I had to include my son in my Ohio Star quilt, because my kids and husband (remember January’s block?) are the main reasons I enjoy living in Ohio. My son wasn’t born here, but besides those 12 days in Kentucky, he’s lived here his whole life. His Kentucky origin will always be a twist in his story. He’ll say he grew up in Ohio, but has a Kentucky birth certificate. I can’t wait to hear this story in his own words and the perspective he puts on it.

This block was easy to make.
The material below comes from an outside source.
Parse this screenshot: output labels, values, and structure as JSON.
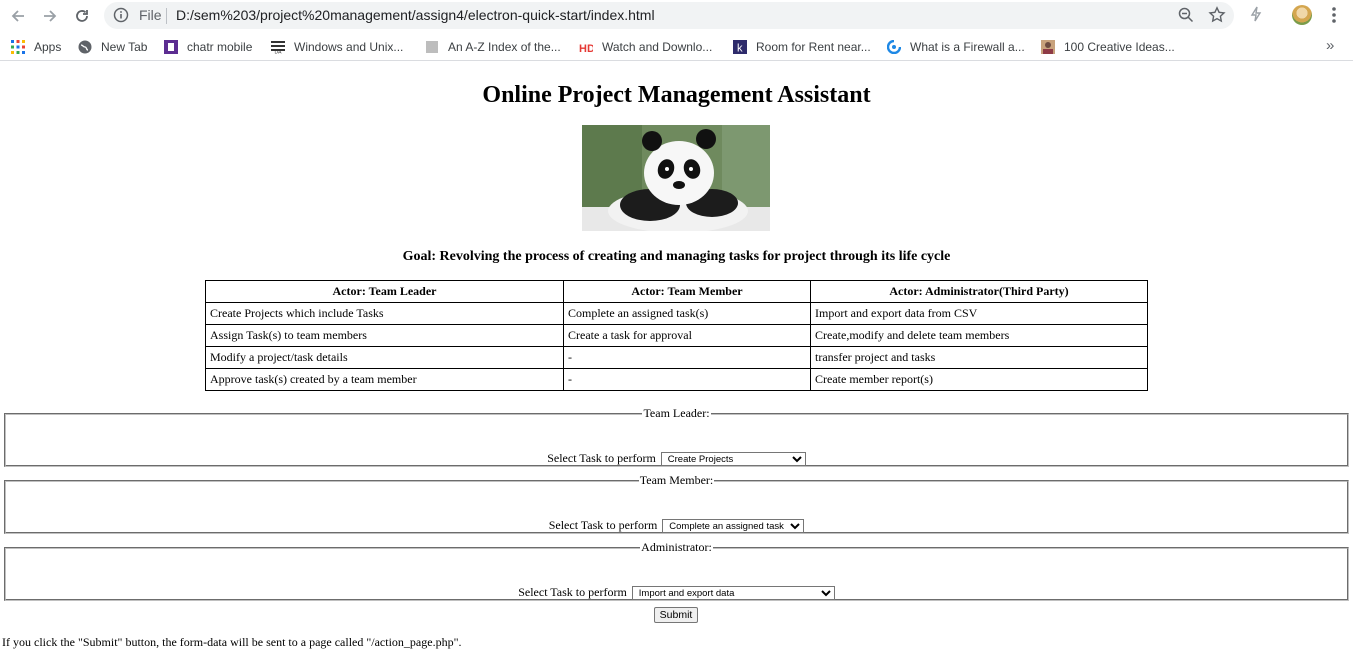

I followed the traditional pattern in iconic Wildcats white and royal blue.

OhioStar_August_01WM
August’s Ohio Star Quilt Block

Welcome Blanket Quilt

WelcomeBlanket_01WM
Welcome Blanket Quilt

After seeing pictures of children sleeping under foil blankets at the border, I knew I had to participate in the Welcome Blanket project. This quilt, and others made by different crafters, will eventually be distributed to refugees and other immigrants through resettlement organizations after being displayed as part of MODA’s exhibit, “Making Change: The Art and Craft of Activism.”

I know it’s not going to the children sleeping under foil blankets, but the sentiment is the same. I started to quilt because I wanted to ensure that my family members always have quilts to sleep under. As the daughter of a quilter, I have slept under nothing but handmade quilts. I think I get better sleep, plus, knowing that someone loves you enough to put that much work into a quilt for you is one of the best feelings. Refugees and immigrants deserve to feel this, as do all human beings.

WelcomeBlanket_04WM
TLC Quilt Label

I labeled my quilt with “TLC” even though my middle name is “Budnik.” “Louise” is my given middle name, after my grandma who was a daughter of immigrants. I also like that “TLC” means “tender loving care.” Which, I think is the whole point of making someone a quilt.

WelcomeBlanket_02WM
Crisscross Tie

The design is my own, after miscalculating how much fabric I would need and making do with the fabric I had. I wanted to play with half square triangles, and after I had them made, I arranged them until I was happy with the layout. I tied the quilt with an “X” (crisscross) on the front and the knot on the back.

WelcomeBlanket_03WM
Knots on the back.

I hope that it adds a bit of warmth and happiness to someone’s American experience!

WelcomeBlanket_01WM
Welcome Blanket Quilt